And whose fault is it? When someone says something repeatedly, without variance, if you miss it, whose fault is it? Yours. It’s like the old aphorism, “If you want something kept a secret, put it in the bulletin.” Jesus has spoken to us repeatedly about forgiveness, life, and salvation and yet we act as if we haven’t heard, or we’re continually shocked and surprised and disbelieving. If God wants something kept secret, He should record it repeatedly in 66 books written over the course of 1,500 years and disseminate it widely in the most published, read weekly in worship, shared by millions of pastors and billions of believers book. Oh, wait, He has.
But despite our ignorance, ignoring, and unbelief, still God did, still God does, and still God desires to do exactly what He promised. None of that stopped the Word becoming flesh, Christ being crucified or Christ rising from the dead. For you. Repent, turn, and rejoice, that Christ saw fit to do what He promised for you! And then tell you about it. The angels told the women: But go, tell his disciples and Peter, ‘He is going ahead of you into Galilee. There you will see him, just as he told you.’ Just as He told you. Jesus said what He was going to do. Jesus did it. And Jesus told you about it. In Isaiah He said that the suffering servant will see the light of life. In Psalm 16 David writes that God’s Holy One will not see decay. Jesus said, Destroy this temple and in three days I will build it again. Responding to the requests of his opponents for miraculous signs, Jesus said, “Here’s your sign, the sign of Jonah, the Son of Man will be three days and three nights in the heart of the earth.” Jesus told the disciples at least five times, in so many words, “I will suffer, die, and rise from the dead on the third day,” culminating in His upper room prophecy, After I have risen, I will go ahead of you into Galilee. Even Jesus’ most implacable enemies got the gist of what He was saying, saying to Pilate, We remember that while he was still alive that deceiver said, ‘After three days I will rise again.’ Jesus promised and then did exactly what He promised. He suffered for the sins of the world. He paid the price. And then He rose from the dead. Which means, as Paul said, if this is the God who is on our side, the God who died and rose from the dead for His sinful people, then who can be against us? If He didn’t spare His life, how will He not also give us everything promised?

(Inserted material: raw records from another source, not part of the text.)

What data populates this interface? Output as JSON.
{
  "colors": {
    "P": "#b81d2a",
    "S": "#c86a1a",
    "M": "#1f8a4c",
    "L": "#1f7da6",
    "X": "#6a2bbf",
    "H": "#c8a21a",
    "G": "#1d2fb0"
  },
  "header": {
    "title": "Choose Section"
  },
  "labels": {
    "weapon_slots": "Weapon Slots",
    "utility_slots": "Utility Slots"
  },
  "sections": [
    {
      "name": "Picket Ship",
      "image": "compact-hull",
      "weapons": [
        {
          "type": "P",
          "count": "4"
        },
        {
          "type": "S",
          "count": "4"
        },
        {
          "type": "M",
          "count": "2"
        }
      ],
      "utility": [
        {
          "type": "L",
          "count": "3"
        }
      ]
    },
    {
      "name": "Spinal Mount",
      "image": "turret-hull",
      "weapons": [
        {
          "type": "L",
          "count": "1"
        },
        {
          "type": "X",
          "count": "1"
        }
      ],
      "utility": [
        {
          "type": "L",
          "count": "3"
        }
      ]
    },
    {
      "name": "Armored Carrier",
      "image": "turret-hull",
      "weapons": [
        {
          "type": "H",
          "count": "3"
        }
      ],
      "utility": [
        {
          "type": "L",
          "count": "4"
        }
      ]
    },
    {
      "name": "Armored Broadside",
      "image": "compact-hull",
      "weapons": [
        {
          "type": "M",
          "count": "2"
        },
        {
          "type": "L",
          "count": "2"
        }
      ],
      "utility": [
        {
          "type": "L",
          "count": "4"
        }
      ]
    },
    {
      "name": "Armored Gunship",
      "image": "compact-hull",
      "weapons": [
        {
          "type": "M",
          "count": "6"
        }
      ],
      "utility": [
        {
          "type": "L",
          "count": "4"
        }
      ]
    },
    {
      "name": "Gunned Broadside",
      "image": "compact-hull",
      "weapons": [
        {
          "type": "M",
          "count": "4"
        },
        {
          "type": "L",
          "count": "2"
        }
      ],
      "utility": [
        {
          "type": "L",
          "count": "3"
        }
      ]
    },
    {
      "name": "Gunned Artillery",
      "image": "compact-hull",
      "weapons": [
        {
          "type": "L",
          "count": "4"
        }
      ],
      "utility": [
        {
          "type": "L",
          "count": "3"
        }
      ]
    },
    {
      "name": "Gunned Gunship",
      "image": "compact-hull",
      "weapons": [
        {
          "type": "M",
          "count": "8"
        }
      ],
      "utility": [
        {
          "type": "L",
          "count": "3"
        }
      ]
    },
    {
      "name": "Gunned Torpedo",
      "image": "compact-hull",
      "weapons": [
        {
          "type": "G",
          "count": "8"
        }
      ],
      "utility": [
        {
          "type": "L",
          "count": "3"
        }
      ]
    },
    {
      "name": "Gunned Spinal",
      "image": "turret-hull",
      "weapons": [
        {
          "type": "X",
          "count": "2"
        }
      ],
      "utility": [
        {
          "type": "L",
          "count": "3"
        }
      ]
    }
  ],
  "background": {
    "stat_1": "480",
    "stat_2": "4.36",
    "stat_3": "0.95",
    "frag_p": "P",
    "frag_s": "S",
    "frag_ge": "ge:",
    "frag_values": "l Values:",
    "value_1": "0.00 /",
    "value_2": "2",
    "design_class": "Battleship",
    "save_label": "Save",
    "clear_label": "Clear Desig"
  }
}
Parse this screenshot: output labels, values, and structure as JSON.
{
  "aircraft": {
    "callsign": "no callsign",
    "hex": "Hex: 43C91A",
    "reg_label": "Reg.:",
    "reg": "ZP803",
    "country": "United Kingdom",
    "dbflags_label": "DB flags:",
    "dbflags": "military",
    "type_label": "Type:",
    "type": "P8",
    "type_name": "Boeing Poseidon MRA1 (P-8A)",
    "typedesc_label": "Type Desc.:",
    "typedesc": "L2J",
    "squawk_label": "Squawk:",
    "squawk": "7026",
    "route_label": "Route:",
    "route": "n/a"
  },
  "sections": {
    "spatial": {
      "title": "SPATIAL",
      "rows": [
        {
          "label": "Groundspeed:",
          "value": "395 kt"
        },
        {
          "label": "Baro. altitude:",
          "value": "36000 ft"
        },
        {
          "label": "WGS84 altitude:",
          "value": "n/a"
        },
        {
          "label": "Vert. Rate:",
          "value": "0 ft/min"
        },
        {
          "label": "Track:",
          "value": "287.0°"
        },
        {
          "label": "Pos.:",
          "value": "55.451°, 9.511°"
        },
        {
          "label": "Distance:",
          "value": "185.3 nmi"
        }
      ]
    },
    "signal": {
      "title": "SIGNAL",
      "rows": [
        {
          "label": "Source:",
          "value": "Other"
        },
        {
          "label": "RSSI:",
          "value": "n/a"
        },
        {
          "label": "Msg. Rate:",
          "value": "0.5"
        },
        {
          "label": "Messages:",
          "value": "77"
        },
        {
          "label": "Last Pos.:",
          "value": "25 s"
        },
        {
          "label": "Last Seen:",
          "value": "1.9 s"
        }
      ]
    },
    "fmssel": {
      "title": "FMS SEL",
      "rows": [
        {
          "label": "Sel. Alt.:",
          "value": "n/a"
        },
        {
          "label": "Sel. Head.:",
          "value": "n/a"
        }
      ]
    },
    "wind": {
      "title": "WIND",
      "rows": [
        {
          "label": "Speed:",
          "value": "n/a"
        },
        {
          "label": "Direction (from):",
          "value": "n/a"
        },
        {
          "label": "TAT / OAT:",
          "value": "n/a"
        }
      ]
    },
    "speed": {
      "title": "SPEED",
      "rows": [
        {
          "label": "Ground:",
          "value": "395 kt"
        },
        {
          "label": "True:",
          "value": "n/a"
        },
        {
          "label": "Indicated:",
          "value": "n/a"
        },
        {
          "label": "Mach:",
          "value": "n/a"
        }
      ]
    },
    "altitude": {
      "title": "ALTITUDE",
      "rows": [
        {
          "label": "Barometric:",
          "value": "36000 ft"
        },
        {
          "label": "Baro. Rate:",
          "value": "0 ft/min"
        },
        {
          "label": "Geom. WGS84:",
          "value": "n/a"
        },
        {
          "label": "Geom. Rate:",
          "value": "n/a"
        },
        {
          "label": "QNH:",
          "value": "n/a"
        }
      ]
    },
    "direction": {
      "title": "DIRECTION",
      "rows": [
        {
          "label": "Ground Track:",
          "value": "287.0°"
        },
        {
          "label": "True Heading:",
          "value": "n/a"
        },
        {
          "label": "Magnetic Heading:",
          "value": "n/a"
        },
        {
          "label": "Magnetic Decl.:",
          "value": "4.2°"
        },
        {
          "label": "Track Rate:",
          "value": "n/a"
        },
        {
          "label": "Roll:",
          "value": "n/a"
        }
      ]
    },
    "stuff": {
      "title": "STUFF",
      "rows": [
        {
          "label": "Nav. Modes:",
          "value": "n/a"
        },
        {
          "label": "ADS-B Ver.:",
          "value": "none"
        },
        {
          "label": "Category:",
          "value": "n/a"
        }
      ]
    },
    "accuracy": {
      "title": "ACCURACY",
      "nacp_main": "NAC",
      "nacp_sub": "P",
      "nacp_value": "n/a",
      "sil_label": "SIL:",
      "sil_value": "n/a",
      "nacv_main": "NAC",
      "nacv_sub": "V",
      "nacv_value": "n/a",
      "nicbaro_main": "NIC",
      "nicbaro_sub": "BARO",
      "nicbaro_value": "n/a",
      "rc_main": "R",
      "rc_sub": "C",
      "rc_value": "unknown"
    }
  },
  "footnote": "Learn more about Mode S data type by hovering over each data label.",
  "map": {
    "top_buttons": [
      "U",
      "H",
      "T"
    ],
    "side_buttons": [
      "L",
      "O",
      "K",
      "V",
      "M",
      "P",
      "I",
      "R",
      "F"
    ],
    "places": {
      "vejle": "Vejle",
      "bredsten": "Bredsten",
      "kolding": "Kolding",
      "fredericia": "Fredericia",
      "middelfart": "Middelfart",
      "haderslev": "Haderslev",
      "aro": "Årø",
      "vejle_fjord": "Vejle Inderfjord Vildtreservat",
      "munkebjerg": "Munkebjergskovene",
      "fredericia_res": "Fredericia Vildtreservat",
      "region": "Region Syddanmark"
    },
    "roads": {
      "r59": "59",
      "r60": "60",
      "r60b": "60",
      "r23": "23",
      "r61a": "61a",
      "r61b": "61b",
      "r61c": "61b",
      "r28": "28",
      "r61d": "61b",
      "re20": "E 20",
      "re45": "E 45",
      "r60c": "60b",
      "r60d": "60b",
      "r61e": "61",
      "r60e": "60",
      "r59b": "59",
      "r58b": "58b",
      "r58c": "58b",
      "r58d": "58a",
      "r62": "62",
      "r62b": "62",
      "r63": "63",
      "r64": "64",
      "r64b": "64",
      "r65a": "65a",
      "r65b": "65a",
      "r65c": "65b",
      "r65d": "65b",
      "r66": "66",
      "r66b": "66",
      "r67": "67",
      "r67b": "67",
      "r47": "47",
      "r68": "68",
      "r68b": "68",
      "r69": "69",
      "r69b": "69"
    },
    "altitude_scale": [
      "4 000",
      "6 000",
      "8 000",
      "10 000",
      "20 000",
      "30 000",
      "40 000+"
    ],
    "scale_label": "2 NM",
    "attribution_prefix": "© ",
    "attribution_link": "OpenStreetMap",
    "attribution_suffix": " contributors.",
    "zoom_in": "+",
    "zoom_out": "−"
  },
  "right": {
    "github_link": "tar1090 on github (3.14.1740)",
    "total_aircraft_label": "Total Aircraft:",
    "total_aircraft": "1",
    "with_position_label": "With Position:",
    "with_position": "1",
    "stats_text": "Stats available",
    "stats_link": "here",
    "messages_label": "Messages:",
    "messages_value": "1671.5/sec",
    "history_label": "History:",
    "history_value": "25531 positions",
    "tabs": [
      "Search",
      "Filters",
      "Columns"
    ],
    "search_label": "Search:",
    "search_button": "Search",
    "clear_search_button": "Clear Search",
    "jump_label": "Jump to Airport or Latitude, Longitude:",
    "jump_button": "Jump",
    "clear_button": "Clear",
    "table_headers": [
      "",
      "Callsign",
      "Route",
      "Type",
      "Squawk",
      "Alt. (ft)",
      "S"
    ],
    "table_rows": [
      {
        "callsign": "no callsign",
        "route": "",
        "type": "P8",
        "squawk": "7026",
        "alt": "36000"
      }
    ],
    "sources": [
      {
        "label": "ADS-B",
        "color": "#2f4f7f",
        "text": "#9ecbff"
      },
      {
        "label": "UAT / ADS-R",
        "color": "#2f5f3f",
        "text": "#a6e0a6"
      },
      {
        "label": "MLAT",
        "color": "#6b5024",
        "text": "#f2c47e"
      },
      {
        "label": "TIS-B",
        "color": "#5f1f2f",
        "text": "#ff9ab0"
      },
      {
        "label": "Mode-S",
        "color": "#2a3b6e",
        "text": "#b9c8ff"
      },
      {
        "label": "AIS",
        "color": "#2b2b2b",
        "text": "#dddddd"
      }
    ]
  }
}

And so this Thanksgiving, rejoice in this – that you have a God, a Savior, Jesus, who does everything exactly as He promises. Remember that as we read some of your favorite lessons and sing some of your favorite hymns. Take note of the promises. Psalm 91: Surely He will save you…You will not fear…no harm will befall you…He will command His angels. Psalm 100: He made us…we are His…His faithfulness continues through all generations. Matthew 11: He gives us rest for our souls. Mark 4: The seed is sown, it’s caught root in your heart! Mark 4: Jesus stills winds and waves. Romans 8: Glory to be revealed, creation liberated, freedom, adoption, redemption, in this hope we are saved. It’s only hope, because it’s not all seen all the time. It’s trusted. It’s believed. And Christ is trustworthy and believable. He has done and will do everything, exactly as He promises! Thank God for that! Amen.